As The Economist observes British Columbia’s requirement of Class Four commercial licences may be deterring licensing  part time drivers for ride hailing. But the Province’s cautious approach to ride-hailing is also being lauded:

The regulators have reason to proceed cautiously. In many cities where ride-hailing has taken off, congestion has worsened and use of public transport has dropped. In San Francisco, congestion, as measured by extra time required to complete a journey, increased by 60% from 2010 to 2016, according to Greg Erhardt, a professor at the University of Kentucky. More than half of the rise was caused by the growth of ride-hailing. Population and employment growth accounted for the rest. Ride-hailing led to a 12% drop in ridership on public transport in the city. San Francisco’s experience is a “cautionary tale for Vancouver”, says Joe Castiglione, who analyses data for its transport authority.

Without providing data, the Economist article calls Vancouver “one of  North America’s most traffic-jammed cities, in part because its downtown is small.” 

The article rightly notes that ride-hailing can worsen congestion, but also observes that Vancouver is one of the few places in North America with public transit use increasing.

TransLink’s head of policy Andrew Curran states that high gas price, population and employment growth has helped boost transit use as well as car sharing, where people book vehicles that they drive themselves. Andrew notes that deferring Uber and Lyft in the province has helped transit and car share.
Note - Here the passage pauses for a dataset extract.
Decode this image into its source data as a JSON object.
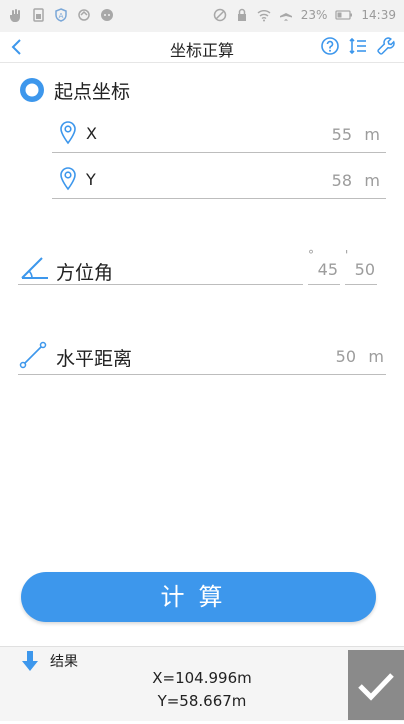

Vancouver has 3,000 vehicles in car share, which is double the number of similar vehicles in San Francisco.

Read more »

If a work environment is reported to tolerate inappropriate and hostile interactions, in tone or vocabulary, it can be considered an unsafe space – and even debated in the national news.  But here it’s possible for an environment to be physically unsafe and, in the case of the Vancouver Park Board, be considered business as usual.
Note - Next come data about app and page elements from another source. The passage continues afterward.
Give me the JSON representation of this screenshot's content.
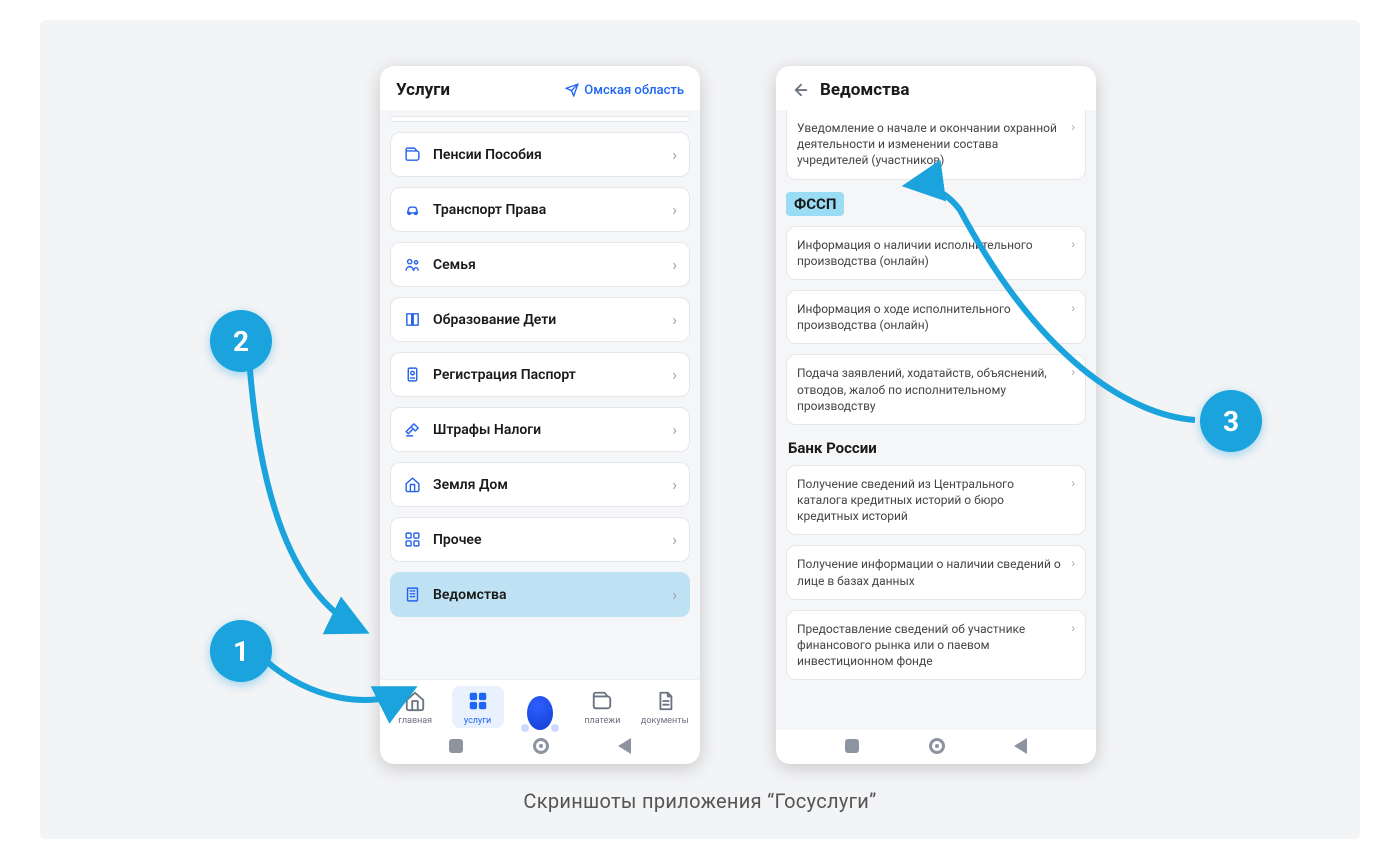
{
  "caption": "Скриншоты приложения “Госуслуги”",
  "badges": {
    "b1": "1",
    "b2": "2",
    "b3": "3"
  },
  "phone1": {
    "title": "Услуги",
    "region": "Омская область",
    "services": [
      {
        "label": "Пенсии Пособия",
        "icon": "wallet"
      },
      {
        "label": "Транспорт Права",
        "icon": "car"
      },
      {
        "label": "Семья",
        "icon": "family"
      },
      {
        "label": "Образование Дети",
        "icon": "book"
      },
      {
        "label": "Регистрация Паспорт",
        "icon": "passport"
      },
      {
        "label": "Штрафы Налоги",
        "icon": "gavel"
      },
      {
        "label": "Земля Дом",
        "icon": "home"
      },
      {
        "label": "Прочее",
        "icon": "grid"
      },
      {
        "label": "Ведомства",
        "icon": "building",
        "highlight": true
      }
    ],
    "nav": [
      {
        "label": "главная",
        "icon": "home"
      },
      {
        "label": "услуги",
        "icon": "grid",
        "active": true
      },
      {
        "label": "",
        "icon": "robot"
      },
      {
        "label": "платежи",
        "icon": "wallet"
      },
      {
        "label": "документы",
        "icon": "doc"
      }
    ]
  },
  "phone2": {
    "title": "Ведомства",
    "top_item": "Уведомление о начале и окончании охранной деятельности и изменении состава учредителей (участников)",
    "section1": "ФССП",
    "items1": [
      "Информация о наличии исполнительного производства (онлайн)",
      "Информация о ходе исполнительного производства (онлайн)",
      "Подача заявлений, ходатайств, объяснений, отводов, жалоб по исполнительному производству"
    ],
    "section2": "Банк России",
    "items2": [
      "Получение сведений из Центрального каталога кредитных историй о бюро кредитных историй",
      "Получение информации о наличии сведений о лице в базах данных",
      "Предоставление сведений об участнике финансового рынка или о паевом инвестиционном фонде"
    ]
  }
}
An example from Peter, an unaffiliated resident who cares about this kind of thing:

On May 30th of this year, Bikehub informed us that the Park Board had decided to implement a “quick fix” this summer to the Seaside Greenway that currently goes through the Kits Beach parking lot (an absolutely disgraceful and very dangerous section of what is otherwise fantastic bike infrastructure). Apparently, this is said “quick fix”: Read more »
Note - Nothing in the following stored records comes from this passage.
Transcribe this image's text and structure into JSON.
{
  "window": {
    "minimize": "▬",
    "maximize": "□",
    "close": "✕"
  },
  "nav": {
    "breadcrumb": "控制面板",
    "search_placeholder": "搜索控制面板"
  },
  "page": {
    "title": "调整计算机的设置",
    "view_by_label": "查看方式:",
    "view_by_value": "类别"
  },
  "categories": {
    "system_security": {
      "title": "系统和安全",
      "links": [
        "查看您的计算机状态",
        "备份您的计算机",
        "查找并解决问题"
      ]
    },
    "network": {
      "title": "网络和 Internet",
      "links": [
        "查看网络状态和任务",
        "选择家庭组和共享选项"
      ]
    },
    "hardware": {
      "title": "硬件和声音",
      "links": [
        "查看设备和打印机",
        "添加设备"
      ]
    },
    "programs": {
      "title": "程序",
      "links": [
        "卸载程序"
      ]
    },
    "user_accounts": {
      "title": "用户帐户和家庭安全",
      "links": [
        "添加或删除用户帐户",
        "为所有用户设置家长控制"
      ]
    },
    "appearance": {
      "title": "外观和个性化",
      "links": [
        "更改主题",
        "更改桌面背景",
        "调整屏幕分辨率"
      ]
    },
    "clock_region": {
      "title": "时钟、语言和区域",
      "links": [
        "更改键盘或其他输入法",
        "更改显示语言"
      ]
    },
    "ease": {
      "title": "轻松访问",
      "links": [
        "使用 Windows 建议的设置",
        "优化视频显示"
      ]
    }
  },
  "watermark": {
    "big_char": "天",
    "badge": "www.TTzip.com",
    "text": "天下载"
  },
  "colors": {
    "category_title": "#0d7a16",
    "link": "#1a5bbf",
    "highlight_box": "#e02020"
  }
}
They’re on their way, Vancouver is behind, it’s going to be messy, but it’s inevitable: electric scooters and, no doubt, a whole bunch of related technologies.

Thomas sends along a piece from The Economist that describes what’s happening in Europe.  (Unfortunately, the whole piece is behind a paywall, but here are the opening paragraphs):

Streets ahead

Europe is edging towards making post-car cities a reality

 Hurtling along a “cycle highway” by the River Scheldt in Antwerp recently, Charlemagne (the author) only noticed the electric scooter when it was too late. Spinning tyre met stationary scooter, British journalist separated from Belgian bike and Anglo-Saxon words were uttered. How irritating and obnoxious these twiggy little devices can seem with their silly names (“Lime”, “Poppy”, “Zero”) and their sudden invasion of the pavements of every large European city. Everywhere they seem to be in the way, abandoned precisely at those points where prams, pedestrians or speeding journalists need to pass.

And yet your columnist refuses to hold a grudge, because the rise of the electric scooter is part of a broader and welcome phenomenon: the gradual retreat of the car from the European city. Across the continent, apps and satellite-tracking have spawned bike- and scooter-rental schemes that allow city-dwellers to beat the traffic. Networks of cycle paths are growing and creeping outwards; that of Paris will by next year have grown by 50% in five years. Municipal governments are lowering speed limits, introducing car bans and car-free days, pedestrianising streets and replacing car parks with bike parks.

Read more »